The Bank argues that it has a clear right under the abatement statute to the dismissal of the class action cases filed after the Crawford case, including the cases that are the subject matter of the petitions now before us. The Bank does not challenge the right of each of the individual plaintiffs to maintain individual actions, but challenges the maintaining of six separate identical class action lawsuits.
In reviewing the answers and the supporting briefs of the parties, we find that the Bank has established each of the elements essential for the granting of its petitions except one: The Bank has failed to establish that a class has been certified in any of the pending cases. The abatement statute is controlling, but it must be interpreted in the light of the class action procedures outlined in Rule 23, Alabama Rules of Civil Procedure. Rule 23 provides in part:"(c) Determination by Order Whether Class Action to Be Maintained; Notice; Judgment; Actions Conducted Partially as Class Actions. "(1) As soon as practicable after the commencement of an action brought as a class action, the court shall determine by order whether it is to be so maintained. An order under this subdivision may be conditional, and may be altered or amended before the decision on the merits."
Once a certification occurs in any court, that certification abates all other pending actions and the named plaintiffs in the other actions would then become members of the certified class in the court in which the certification has occurred. Indeed, Judge Moore has expressly anticipated this result. In addressing the Bank's "plea in abatement" filed in the Fayette County Circuit Court, Judge Moore stated:"The court finds that this claim may have merit but is premature. It is ordered that [the petitioner's] Plea in Abatement ... is hereby denied. The court will reconsider this motion pending certification and identification of class members in those actions listed in [the petitioner's Supplement to Record filed September 13, 1994."
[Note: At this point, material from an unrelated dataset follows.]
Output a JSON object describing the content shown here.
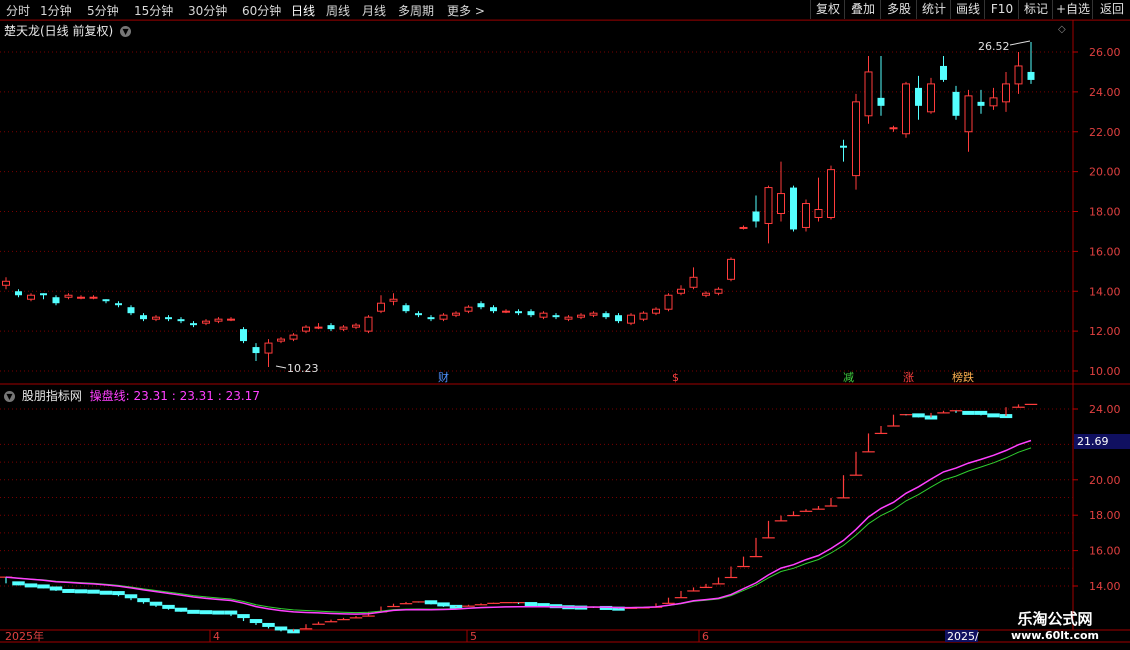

Inasmuch as there has not been a showing that a class has been certified in one of the earlier-filed cases not the subject of this petition, the Bank has not demonstrated that it has a clear legal right to the relief sought. Therefore, the petitions for the writ of mandamus are denied.
MADDOX, SHORES, KENNEDY, INGRAM, and BUTTS, JJ., concur.
HOUSTON, J., concurs specially.
HOUSTON, Justice (concurring specially).
In my opinion, the denial of class certification, so long as the denial is not based upon inadequate representation by the named plaintiff or plaintiffs, would also be binding on other putative members. Therefore, I would hold that to have the writ granted, as to the class action aspect of these cases, the petitioner would have to establish that in another case a class has been certified or that certification was refused upon some ground other than inadequate representation by the named plaintiff or plaintiffs.NOTES
 The record suggests, but does not affirmatively show, that certification has occurred in case no. 1940234.